A Day in the Life: Working on a Deadline by Jeanette Hewitt
My writing life has taken a new turn. After spending the last year in the company of crime fiction writers, attending events, meetings, launches and festivals, it’s time to get serious.
Although I’ve got two novels already published, and have completed another one, none of these three fall completely into the crime fiction category. In August of this year I decided that I needed to write that crime novel. I’ve had ‘the idea’ for a long while, working off the tag line; Chernobyl, 2015. With no law enforcement willing to go into the exclusion zone, a spate of murders are going almost unnoticed… Enter, Exclusion Zone, my forth novel, but my debut crime fiction one and my first writing as J.M Hewitt.
And as I wrote I realised that next April is the thirtieth anniversary of the 1986 Chernobyl nuclear disaster and for maximum impact, I need my novel to be released around that time. And if I stand any chance of this I need for my manuscript to be completed by Christmas. That’s this Christmas!
So in August I began, working out that to write an 80,000 word novel I need to write about 16000 words a month, which is around 4000 a week. That’s only 571 words a day! So how come we are now in November, and I’ve written 40,000, when I should almost be on the last leg of the writing journey? Could it be that I’ve spent too much time working out ‘words per week’ on my calculator and not enough actually writing?
Although I won’t beat myself up too much, 40,000 words in three months isn’t too shabby and I’m actually really proud. Considering that I also took part in the Future Learn Forensic Course for six of those weeks, and successfully passed it too.
Because I know where Exclusion Zone is heading, I’ve taken the unusual step of sending it out into the world before it is completed.
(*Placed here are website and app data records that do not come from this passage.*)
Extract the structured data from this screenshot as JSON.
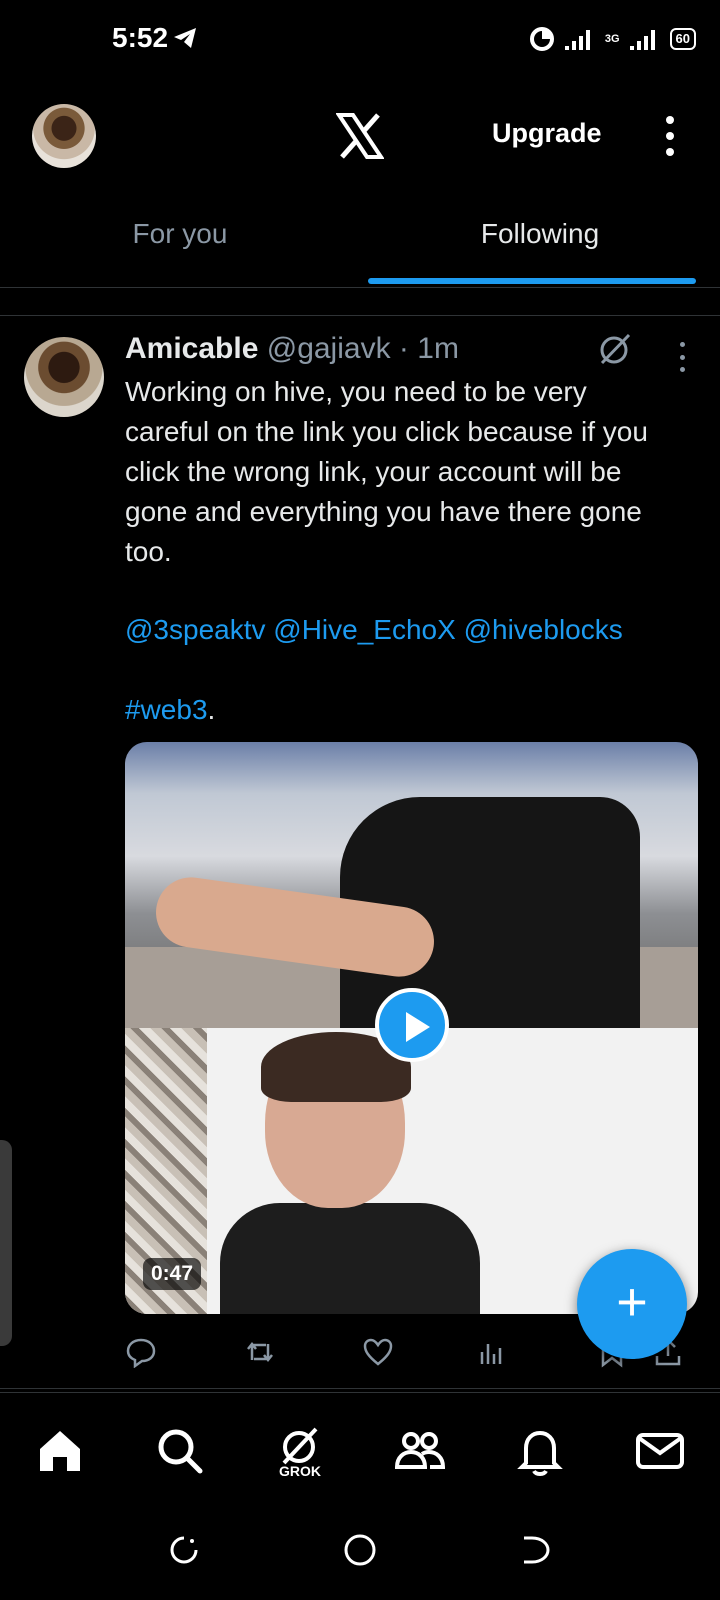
{
  "status_bar": {
    "time": "5:52",
    "network": "3G",
    "battery": "60",
    "icons": [
      "telegram-icon",
      "data-saver-icon",
      "signal-icon",
      "signal-3g-icon",
      "battery-icon"
    ]
  },
  "header": {
    "logo": "x-logo-icon",
    "upgrade_label": "Upgrade",
    "more_icon": "more-vertical-icon"
  },
  "tabs": [
    {
      "label": "For you",
      "selected": false
    },
    {
      "label": "Following",
      "selected": true
    }
  ],
  "tweet": {
    "author_name": "Amicable",
    "handle": "@gajiavk",
    "separator": "·",
    "time": "1m",
    "text": "Working on hive, you need to be very careful on the link you click because if you click the wrong link, your account will be gone and everything you have there gone too.",
    "mentions": [
      "@3speaktv",
      "@Hive_EchoX",
      "@hiveblocks"
    ],
    "hashtag": "#web3",
    "hashtag_suffix": ".",
    "media": {
      "type": "video",
      "duration": "0:47"
    },
    "actions": [
      "reply-icon",
      "retweet-icon",
      "like-icon",
      "views-icon",
      "bookmark-icon",
      "share-icon"
    ]
  },
  "fab": {
    "label": "+",
    "icon": "compose-plus-icon"
  },
  "bottom_nav": {
    "items": [
      "home-icon",
      "search-icon",
      "grok-icon",
      "communities-icon",
      "notifications-icon",
      "messages-icon"
    ],
    "grok_label": "GROK",
    "active": "home"
  },
  "system_nav": [
    "recents-icon",
    "home-circle-icon",
    "back-icon"
  ],
  "colors": {
    "background": "#000000",
    "accent": "#1d9bf0",
    "text": "#e7e9ea",
    "muted": "#8b98a5",
    "divider": "#2f3336"
  }
}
Normally this would be a big no-no, but I’m really pleased to report that I’m in tentative, but regular talks with an editor. Just yesterday I also received an email from another editor asking to see more of Exclusion Zone.
It is correspondence like this that spurs me on, so I am writing every day. Like many authors, I work a day job too, but my notebook goes everywhere I do, as you never know when you’re going to get a great idea and if it is not written down, it usually gets forgotten. I also write using One Drive, a ‘cloud’ server that you can access from any device. This means that I can access my manuscript from my laptop, my iPad, my iPhone or any computer connected to the internet. Even if I am somewhere with no Wi-Fi, like a plane, I can still continue writing my novel on One Drive and it will automatically upload and save later, when I’m in a Wi-Fi zone. Using One Drive, (other Cloud servers are available!) means if I find myself with ten minutes to spare, or in a lull at work, I can bash out a few hundred words on my iPhone because as they say, every little helps.
I also listen to other authors and their tips and tricks. It was SJI Holliday who gave me the idea of writing on my iPhone, although she used a BlackBerry. I know that Alex Marwood found that handwriting some parts of her manuscripts were extremely useful, something that I am yet to try but am not averse to. A lady from my local writing group, Felixstowe Scribblers, said she has found changing the font when reading through your work makes a difference in picking up errors or mistakes, as you have to look a little harder at a typeface that is not your usual one.
A big boost for me, and my personal favourite, has been designing a cover for Exclusion Zone and keeping it on the page as I bash away at the keyboard. The house in the cover is an actual building in Pripyat, Chernobyl. It’s haunting, chilling and with the overgrown surrounding forest, it is a constant reminder of the type of atmosphere that I want my book to convey. In its way, it is almost as helpful as a synopsis or tagline. It pulls me back when I get over enthusiastic and my story spins off out of control. Its grounding.
That is pretty much how A Day in the Life of me goes at the moment. And if you’ll excuse me, I must take my leave. After all, I’ve got another 40,000 words to write…
Jeanette Hewitt has two published novels, Freedom First Peace Later and Worlds Apart. Her short story won silver award in the author v author National Literary Trust competition in 2008. An as yet unpublished novel, The Intelligence of Ravens, was long-listed for the Retreat West Prize and won the BritCrime Pitch competition in 2015.